It has taken 11 years but Steve Hansen finally put the BS to rest.
I've long suspected the relationship between Hansen and former All Black coach Graham Henry may have become purely functional, to put it nicely. Just a hunch.
After completing his long All Black tour of duty, 2011 World Cup winner Henry went off and helped coach the opposition – Argentina. Then he reckoned an unbeatable All Blacks team was "boring" for international rugby.
The former was, privately, not received well by the All Black inner circle. Hansen – Henry's assistant – would surely have taken the latter comment personally figuring that Henry should know how hard it is to reach great heights.
Hansen broke ranks completely over recent days, when he equated the All Blacks' latest defeat to the Springboks with the 2007 World Cup quarter-final loss to France. Yes people, the All Blacks had failed badly in some areas. Wow. Kapow.
Following that shock 2007 defeat, referee Wayne Barnes copped it from the Kiwi conspiracy theorists. Coach Henry never let the emphasis on allegedly poor refereeing go, including the revelation that he even wondered if match-fixing was involved.
Anyone who has watched that quarter-final in the cold light of day knows the dominant All Blacks were also a shambles and the main architects of their downfall, a few contestable Barnes decisions notwithstanding.
The verbal lynching of Barnes was a pathetic disgrace, the lack of perspective mind-blowing.
Hansen probably deserves more credit than he gets for his public utterances.
Yes, he's learned to control the media by understanding that information is power, in a sport where rugby HQ knows and runs just about everything.
Key journalists and media people must play a tricky game by critiquing the All Blacks without stepping across a line that will cut them off from what Hansen is prepared to tell them. This media balancing act has been helped by a run of All Black success.

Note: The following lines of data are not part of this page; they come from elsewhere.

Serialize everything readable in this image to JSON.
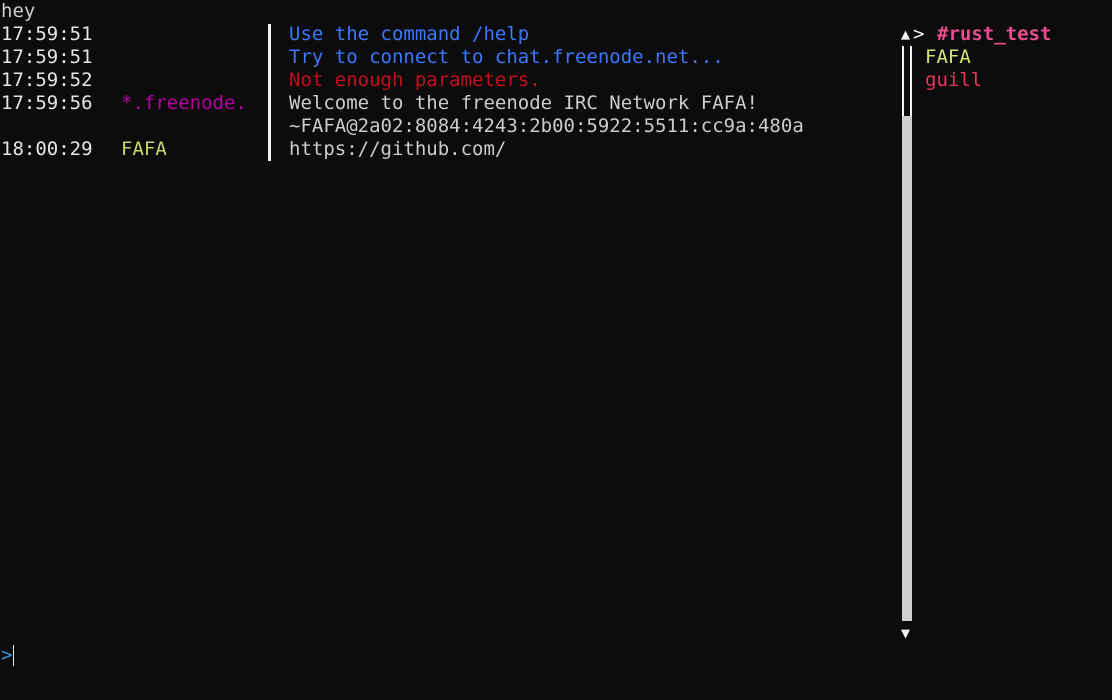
{
  "top_line": "hey",
  "messages": [
    {
      "time": "17:59:51",
      "nick": "",
      "nick_color": "#cccccc",
      "text": "Use the command /help",
      "text_color": "#3b78ff"
    },
    {
      "time": "17:59:51",
      "nick": "",
      "nick_color": "#cccccc",
      "text": "Try to connect to chat.freenode.net...",
      "text_color": "#3b78ff"
    },
    {
      "time": "17:59:52",
      "nick": "",
      "nick_color": "#cccccc",
      "text": "Not enough parameters.",
      "text_color": "#c50f1f"
    },
    {
      "time": "17:59:56",
      "nick": "*.freenode.",
      "nick_color": "#b4009e",
      "text": "Welcome to the freenode IRC Network FAFA!",
      "text_color": "#cccccc"
    },
    {
      "time": "",
      "nick": "",
      "nick_color": "#cccccc",
      "text": "~FAFA@2a02:8084:4243:2b00:5922:5511:cc9a:480a",
      "text_color": "#cccccc"
    },
    {
      "time": "18:00:29",
      "nick": "FAFA",
      "nick_color": "#c8d86a",
      "text": "https://github.com/",
      "text_color": "#cccccc"
    }
  ],
  "channel_panel": {
    "scroll_up_glyph": "▲",
    "selector": ">",
    "channel": "#rust_test",
    "channel_color": "#e74d8a",
    "scroll_down_glyph": "▼",
    "users": [
      {
        "name": "FAFA",
        "color": "#d6e36e"
      },
      {
        "name": "guill",
        "color": "#e8365c"
      }
    ]
  },
  "input": {
    "prompt": ">",
    "prompt_color": "#3a96dd",
    "value": ""
  }
}
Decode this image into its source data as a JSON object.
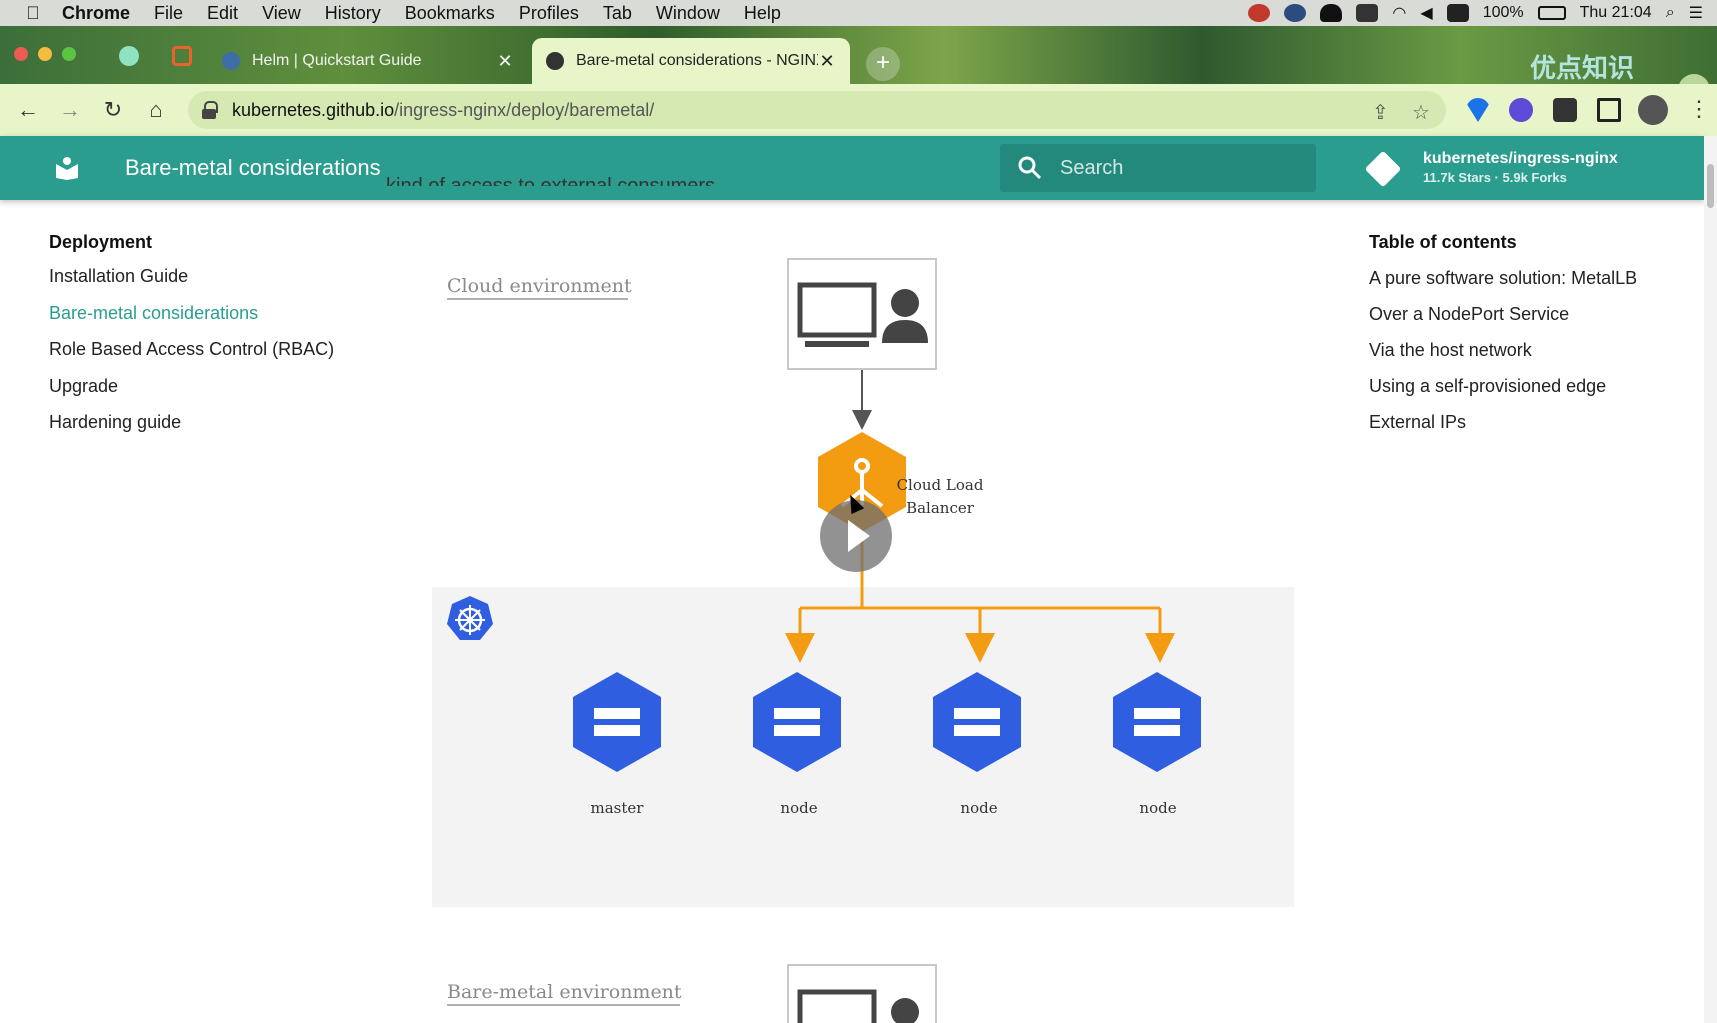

At least Hansen is giving something back, and it's not always easy because criticising players is not necessarily in the best interest of team harmony, particularly in New Zealand.
While other sports and countries may revel in friction – try the Dutch football side – it's just not the New Zealand rugby way.
But New Zealand rugby has taken the cone of silence too far, including for its own good.
There's the odd outbreak of dissent from the likes of former Hurricanes coach Chris Boyd and New Zealand Rugby general manager Neil Sorensen.
But by world standards or any standards, it's generally tame stuff in the name of team stuff.
Hansen served it up this week, saying "the last time I can remember a game that was so poorly managed" was the 2007 World Cup quarter-final, that players had become too "individualistic".
He took on blame for the Wellington loss, along with major responsibility for fixing the leadership issues.
Those comments gave credence to those who have questioned captain Kieran Read and No 10 Beauden Barrett, and pause for thought to those who may be overly defending them.
His public comments have added solid intelligence and interest to the build-up for the next test in Argentina. This is how professional sport should work, what makes it work.
As an avowed Barrett fan, I'd have to say that the great No 10 sounds as if he might be on some kind of notice. Richie Mo'unga fans may be about to get their day in the sun.
Hansen and assistant Ian Foster handled the defeat with honesty and aplomb. This is a far cry from the post-match reaction in 2007, although the real reaction test comes after losing a World Cup game.
Still, maybe we are witnessing progress. There would be even more if Hansen's frankness was able to seep down into the rest of the New Zealand game.
Who knows? Rugby might go even further and come up with a crazy maverick or two.